I was down at the NGA last weekend mainly trying to find a place to read where I wouldn't be bothered before I headed over to some friends on Capitol Hill who were putting me up for the night, since, after all, this was my first trip back to DC as a visitor rather than a resident in 15 years.
After a bit of reading and a little consternation that the movie that day, Antonioni's Deserta rossa, didn't start until 4:30 and would last until 6:30, therefore ruling out my being able to watch it, I decided I should really try to see something while at the gallery. For the past eight years it's been an incredibly rare opportunity that I've been at any museum without at least one child dragging me off long before I wanted to go, and you have to take advantage when you can. So I wandered into the West Wing to take a look at the Martin Puryear exhibition.
Puryear is from D.C., although his artistic materials seem more suited to some rural farm -- lots of rough wood and mesh enclosures that reminded me of chicken pens -- although highly stylized chicken pens. Some of the pieces are remarkable. I enjoyed the scale of the Desire (pictured at top of page, and hopefully you see what I mean about there being something rustic about the whole contraption. It almost seems like one of those old style threshing set ups but broken down to minimal form and shifted components. Very beautiful in my opinion.
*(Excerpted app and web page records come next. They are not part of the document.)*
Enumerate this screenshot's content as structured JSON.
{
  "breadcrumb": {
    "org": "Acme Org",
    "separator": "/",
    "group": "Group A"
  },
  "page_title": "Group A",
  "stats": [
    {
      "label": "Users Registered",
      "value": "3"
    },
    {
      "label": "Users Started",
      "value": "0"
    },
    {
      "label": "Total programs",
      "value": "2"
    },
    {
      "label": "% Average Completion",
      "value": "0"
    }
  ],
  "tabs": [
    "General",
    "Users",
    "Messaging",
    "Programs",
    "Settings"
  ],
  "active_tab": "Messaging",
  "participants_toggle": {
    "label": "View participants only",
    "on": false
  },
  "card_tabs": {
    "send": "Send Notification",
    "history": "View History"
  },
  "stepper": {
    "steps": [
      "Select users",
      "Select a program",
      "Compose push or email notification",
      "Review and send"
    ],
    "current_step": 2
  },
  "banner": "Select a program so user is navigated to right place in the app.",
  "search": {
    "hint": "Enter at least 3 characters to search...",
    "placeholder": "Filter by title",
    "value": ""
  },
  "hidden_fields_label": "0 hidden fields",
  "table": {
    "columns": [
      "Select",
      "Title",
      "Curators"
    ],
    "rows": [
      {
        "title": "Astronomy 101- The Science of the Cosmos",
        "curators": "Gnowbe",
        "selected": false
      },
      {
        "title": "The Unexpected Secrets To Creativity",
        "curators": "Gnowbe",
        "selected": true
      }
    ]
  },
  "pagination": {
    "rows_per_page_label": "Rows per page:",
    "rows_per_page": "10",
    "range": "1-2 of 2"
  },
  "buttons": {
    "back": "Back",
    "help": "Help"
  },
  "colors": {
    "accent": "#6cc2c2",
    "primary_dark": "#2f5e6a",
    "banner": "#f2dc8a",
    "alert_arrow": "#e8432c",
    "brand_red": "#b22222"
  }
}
I got my gallery fix in, but I couldn't help wishing I had a little more time to see the Antonioni film and maybe even the concert they generally have on Sunday evenings in one of the west wing atriums, staples of our pre-children days. Afterwards it was off to Capitol Hill and a delicious dinner with a little wine and lots of conversation -- after all, DC schools opened the next day and my hosts have a third grader -- and oh yes a little more reading.